Saturday 20 September 2014
Victoria Works S3
What a cool venue this is! Used for circus skills training and practice and occasional arts/circus-related events, it’s an old Methodist meeting house with a calm and dignified vibe.
It was the perfect setting for our film programme examining cities, space and a sense of place. We started with some old Super 8 footage shot in Sheffield by Mel’s dad in the sixties. Then a Yorkshire Film Archive short New Towns For Old from 1942. Filmed in Sheffield, it was commissioned by the Ministry of Information to boost morale, and scripted by poet Dylan Thomas.
The feature was like an 80-minute dream. An examination of Winnipeg, Manitoba by a native. Its mix of fact and fantasy made it hard to tell what was true and what wasn’t, but it didn’t really matter. Jordan’s film notes below outline the way My Winnipeg explores how place is intertwined with memory.
Jordan’s film notes
“It’s no Eden that you would see
yet it’s home sweet home to me”
In an attempt to remember, to forget, and to escape, Guy Maddin chose to film his way out of snowy Winnipeg.
Nature renews life every year, but cities can never repeat. Only the physical traces of a city’s past, and our memories, remain. So we dreamwalk to recapture the past. Old department stores are raised from the dead, lights turned back on, and events that never happened we swear to be the truth. It’s imperative, now that cities are so important to us, that the course of a city’s future path is planned with care, and its past meanings and memories aren’t erased for good. My Winnipeg can be seen as a (fantastical) essay on this very subject. Who holds the power and who has the final say on the legacy and meanings of the place we call our home?
Guy Maddin (b. 1956) first studied economics, then held several jobs (including house painter) before film classes and a preoccupation with ‘20s silent cinema led to his first short films and future career. Still an underground favourite even today, his ninth feature film My Winnipeg helped introduce him to a wider audience and is arguably his most popular. Not quite a documentary, not fully fiction, it manages to find its own niche. Well-known American film critic Roger Ebert, who sadly passed away recently, placed My Winnipeg in his top 10 films of the decade for the 2000s. When Roger wrote a letter of admiration to Guy in 2008 he ended by recalling his own hometown of Urbana, Illinois:
“The Flatiron Building in downtown Urbana was, I believed, the most immense such Flatiron in the world, until the cold winter night it burned to the ground, and I clung to my father’s hand in the snow and watched it burn, the first fire of my life, and saw for the first time tears in my father’s eyes. I asked him why he was sad. He told me, ‘That’s where the Elks Club is. Where I spent some of the happiest days of my life’.”

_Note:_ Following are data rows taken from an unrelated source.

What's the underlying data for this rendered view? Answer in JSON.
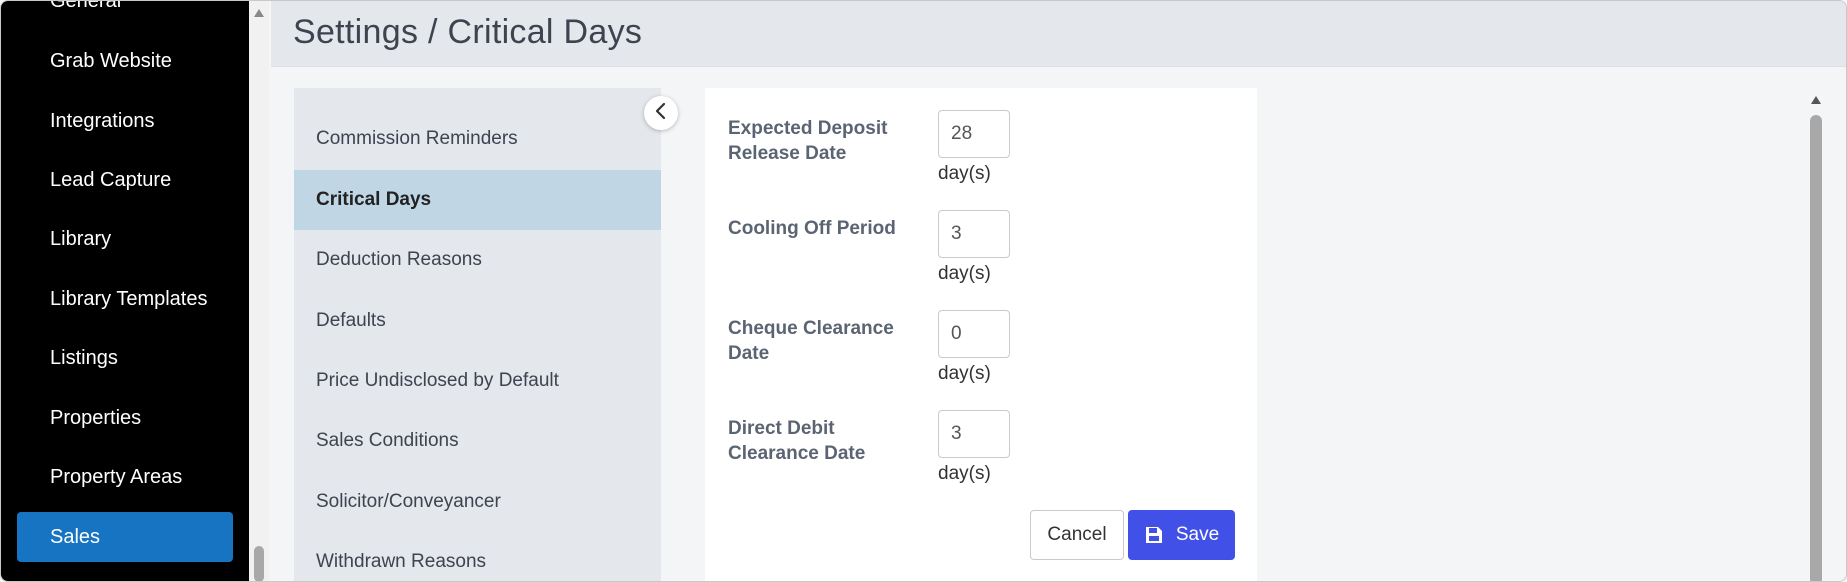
{
  "page": {
    "title": "Settings / Critical Days"
  },
  "sidebar": {
    "items": [
      {
        "label": "General"
      },
      {
        "label": "Grab Website"
      },
      {
        "label": "Integrations"
      },
      {
        "label": "Lead Capture"
      },
      {
        "label": "Library"
      },
      {
        "label": "Library Templates"
      },
      {
        "label": "Listings"
      },
      {
        "label": "Properties"
      },
      {
        "label": "Property Areas"
      },
      {
        "label": "Sales",
        "active": true
      }
    ]
  },
  "submenu": {
    "items": [
      {
        "label": "Commission Reminders"
      },
      {
        "label": "Critical Days",
        "active": true
      },
      {
        "label": "Deduction Reasons"
      },
      {
        "label": "Defaults"
      },
      {
        "label": "Price Undisclosed by Default"
      },
      {
        "label": "Sales Conditions"
      },
      {
        "label": "Solicitor/Conveyancer"
      },
      {
        "label": "Withdrawn Reasons"
      }
    ],
    "collapse_icon": "chevron-left-icon"
  },
  "form": {
    "fields": [
      {
        "label": "Expected Deposit Release Date",
        "value": "28",
        "unit": "day(s)"
      },
      {
        "label": "Cooling Off Period",
        "value": "3",
        "unit": "day(s)"
      },
      {
        "label": "Cheque Clearance Date",
        "value": "0",
        "unit": "day(s)"
      },
      {
        "label": "Direct Debit Clearance Date",
        "value": "3",
        "unit": "day(s)"
      }
    ],
    "cancel_label": "Cancel",
    "save_label": "Save",
    "save_icon": "floppy-disk-icon"
  },
  "colors": {
    "sidebar_bg": "#000000",
    "sidebar_active": "#1774c2",
    "submenu_active": "#c0d6e4",
    "save_button": "#4150e6"
  }
}
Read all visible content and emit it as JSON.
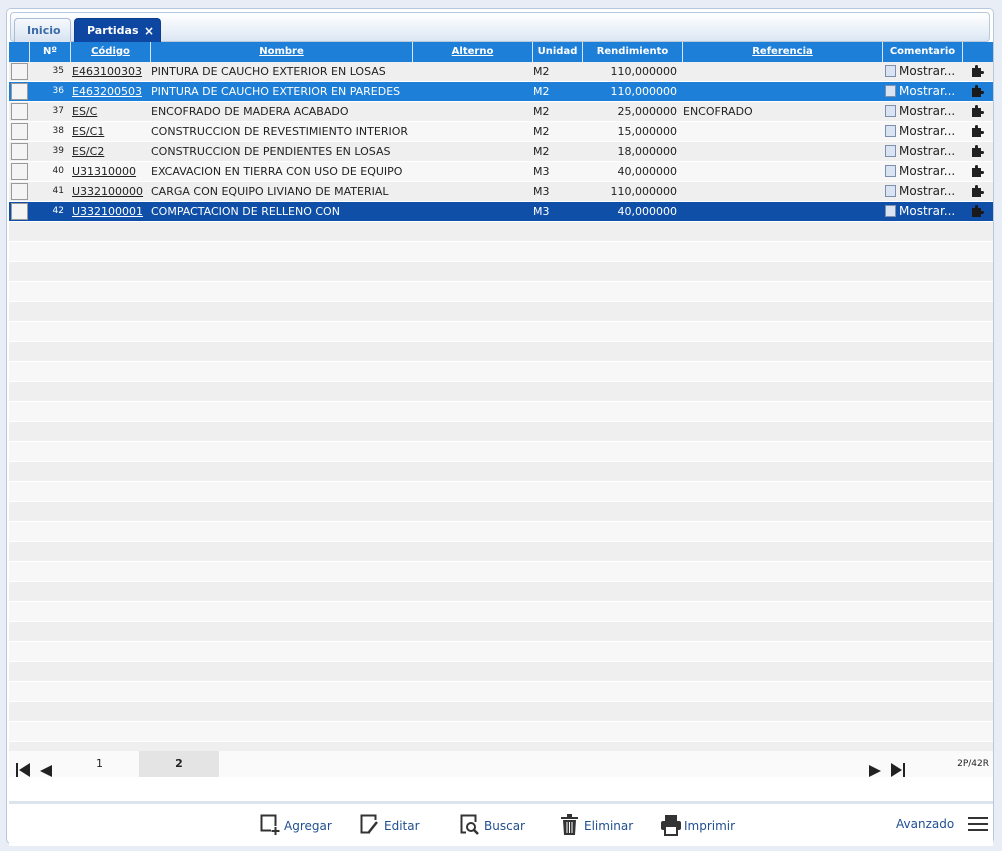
{
  "tabs": [
    {
      "label": "Inicio"
    },
    {
      "label": "Partidas",
      "close": "×"
    }
  ],
  "grid": {
    "columns": {
      "num": "Nº",
      "code": "Código",
      "name": "Nombre",
      "alt": "Alterno",
      "unit": "Unidad",
      "rend": "Rendimiento",
      "ref": "Referencia",
      "com": "Comentario"
    },
    "rows": [
      {
        "num": "35",
        "code": "E463100303",
        "name": "PINTURA DE CAUCHO EXTERIOR EN LOSAS",
        "unit": "M2",
        "rend": "110,000000",
        "ref": "",
        "com": "Mostrar..."
      },
      {
        "num": "36",
        "code": "E463200503",
        "name": "PINTURA DE CAUCHO EXTERIOR EN PAREDES",
        "unit": "M2",
        "rend": "110,000000",
        "ref": "",
        "com": "Mostrar..."
      },
      {
        "num": "37",
        "code": "ES/C",
        "name": "ENCOFRADO DE MADERA ACABADO",
        "unit": "M2",
        "rend": "25,000000",
        "ref": "ENCOFRADO",
        "com": "Mostrar..."
      },
      {
        "num": "38",
        "code": "ES/C1",
        "name": "CONSTRUCCION DE REVESTIMIENTO INTERIOR",
        "unit": "M2",
        "rend": "15,000000",
        "ref": "",
        "com": "Mostrar..."
      },
      {
        "num": "39",
        "code": "ES/C2",
        "name": "CONSTRUCCION DE PENDIENTES EN LOSAS",
        "unit": "M2",
        "rend": "18,000000",
        "ref": "",
        "com": "Mostrar..."
      },
      {
        "num": "40",
        "code": "U31310000",
        "name": "EXCAVACION EN TIERRA CON USO DE EQUIPO",
        "unit": "M3",
        "rend": "40,000000",
        "ref": "",
        "com": "Mostrar..."
      },
      {
        "num": "41",
        "code": "U332100000",
        "name": "CARGA CON EQUIPO LIVIANO DE MATERIAL",
        "unit": "M3",
        "rend": "110,000000",
        "ref": "",
        "com": "Mostrar..."
      },
      {
        "num": "42",
        "code": "U332100001",
        "name": "COMPACTACION DE RELLENO CON",
        "unit": "M3",
        "rend": "40,000000",
        "ref": "",
        "com": "Mostrar..."
      }
    ]
  },
  "pager": {
    "pages": [
      "1",
      "2"
    ],
    "current_page": "2",
    "count": "2P/42R"
  },
  "footer": {
    "add": "Agregar",
    "edit": "Editar",
    "search": "Buscar",
    "delete": "Eliminar",
    "print": "Imprimir",
    "advanced": "Avanzado"
  },
  "colors": {
    "header": "#1e7fd8",
    "tab_active": "#0d47a1",
    "row_selected": "#1e7fd8",
    "row_selected_dark": "#0f4fa8"
  }
}
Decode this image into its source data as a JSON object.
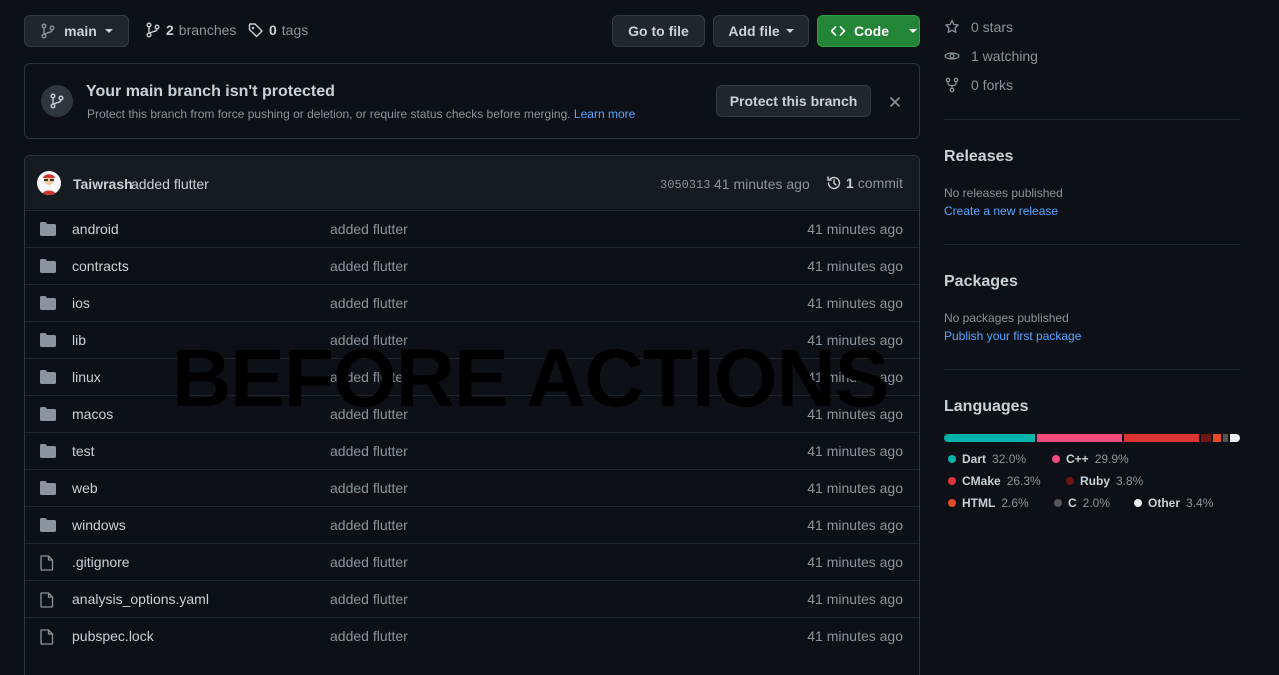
{
  "toolbar": {
    "branch_name": "main",
    "branches_count": "2",
    "branches_label": "branches",
    "tags_count": "0",
    "tags_label": "tags",
    "go_to_file": "Go to file",
    "add_file": "Add file",
    "code": "Code"
  },
  "banner": {
    "title": "Your main branch isn't protected",
    "text": "Protect this branch from force pushing or deletion, or require status checks before merging.",
    "learn_more": "Learn more",
    "protect_button": "Protect this branch"
  },
  "commit": {
    "author": "Taiwrash",
    "message": "added flutter",
    "hash": "3050313",
    "time": "41 minutes ago",
    "count": "1",
    "count_label": "commit"
  },
  "files": [
    {
      "name": "android",
      "type": "folder",
      "message": "added flutter",
      "age": "41 minutes ago"
    },
    {
      "name": "contracts",
      "type": "folder",
      "message": "added flutter",
      "age": "41 minutes ago"
    },
    {
      "name": "ios",
      "type": "folder",
      "message": "added flutter",
      "age": "41 minutes ago"
    },
    {
      "name": "lib",
      "type": "folder",
      "message": "added flutter",
      "age": "41 minutes ago"
    },
    {
      "name": "linux",
      "type": "folder",
      "message": "added flutter",
      "age": "41 minutes ago"
    },
    {
      "name": "macos",
      "type": "folder",
      "message": "added flutter",
      "age": "41 minutes ago"
    },
    {
      "name": "test",
      "type": "folder",
      "message": "added flutter",
      "age": "41 minutes ago"
    },
    {
      "name": "web",
      "type": "folder",
      "message": "added flutter",
      "age": "41 minutes ago"
    },
    {
      "name": "windows",
      "type": "folder",
      "message": "added flutter",
      "age": "41 minutes ago"
    },
    {
      "name": ".gitignore",
      "type": "file",
      "message": "added flutter",
      "age": "41 minutes ago"
    },
    {
      "name": "analysis_options.yaml",
      "type": "file",
      "message": "added flutter",
      "age": "41 minutes ago"
    },
    {
      "name": "pubspec.lock",
      "type": "file",
      "message": "added flutter",
      "age": "41 minutes ago"
    }
  ],
  "sidebar": {
    "stars": "0 stars",
    "watching": "1 watching",
    "forks": "0 forks",
    "releases_title": "Releases",
    "releases_text": "No releases published",
    "releases_link": "Create a new release",
    "packages_title": "Packages",
    "packages_text": "No packages published",
    "packages_link": "Publish your first package",
    "languages_title": "Languages",
    "languages": [
      {
        "name": "Dart",
        "percent": "32.0%",
        "value": 32.0,
        "color": "#00B4AB"
      },
      {
        "name": "C++",
        "percent": "29.9%",
        "value": 29.9,
        "color": "#f34b7d"
      },
      {
        "name": "CMake",
        "percent": "26.3%",
        "value": 26.3,
        "color": "#DA3434"
      },
      {
        "name": "Ruby",
        "percent": "3.8%",
        "value": 3.8,
        "color": "#701516"
      },
      {
        "name": "HTML",
        "percent": "2.6%",
        "value": 2.6,
        "color": "#e34c26"
      },
      {
        "name": "C",
        "percent": "2.0%",
        "value": 2.0,
        "color": "#555555"
      },
      {
        "name": "Other",
        "percent": "3.4%",
        "value": 3.4,
        "color": "#ededed"
      }
    ]
  },
  "overlay": {
    "watermark": "BEFORE ACTIONS"
  }
}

My Winnipeg demonstrates how difficult it is to let go of the past, when it can be so intimately connected with a place, and reminds us that it’s best if we remember. Even if the banal might become brilliant in the retelling…